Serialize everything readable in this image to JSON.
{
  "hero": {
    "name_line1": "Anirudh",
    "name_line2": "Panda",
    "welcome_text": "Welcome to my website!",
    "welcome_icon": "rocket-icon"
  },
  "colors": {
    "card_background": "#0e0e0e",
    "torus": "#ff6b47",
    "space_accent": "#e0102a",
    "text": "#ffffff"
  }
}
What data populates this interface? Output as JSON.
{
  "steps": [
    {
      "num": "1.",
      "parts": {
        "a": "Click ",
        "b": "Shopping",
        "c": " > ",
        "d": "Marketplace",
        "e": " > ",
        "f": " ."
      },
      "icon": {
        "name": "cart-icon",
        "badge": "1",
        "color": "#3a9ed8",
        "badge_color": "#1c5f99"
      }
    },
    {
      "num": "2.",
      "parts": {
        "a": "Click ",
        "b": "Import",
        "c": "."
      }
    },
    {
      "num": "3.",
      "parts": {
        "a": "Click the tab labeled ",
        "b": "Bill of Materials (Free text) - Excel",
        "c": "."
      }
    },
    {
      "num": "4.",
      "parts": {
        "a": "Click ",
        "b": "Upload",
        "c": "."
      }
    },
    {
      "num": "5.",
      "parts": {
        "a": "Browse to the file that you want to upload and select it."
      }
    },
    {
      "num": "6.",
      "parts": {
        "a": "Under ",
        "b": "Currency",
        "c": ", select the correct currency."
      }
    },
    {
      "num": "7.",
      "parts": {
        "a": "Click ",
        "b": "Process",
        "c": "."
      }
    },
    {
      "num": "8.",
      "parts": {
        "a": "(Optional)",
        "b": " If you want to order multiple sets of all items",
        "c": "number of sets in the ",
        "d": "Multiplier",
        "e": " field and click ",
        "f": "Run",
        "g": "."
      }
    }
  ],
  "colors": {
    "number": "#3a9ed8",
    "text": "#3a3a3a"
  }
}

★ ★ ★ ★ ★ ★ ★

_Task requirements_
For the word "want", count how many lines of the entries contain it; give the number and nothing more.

_Response to this exercise_
2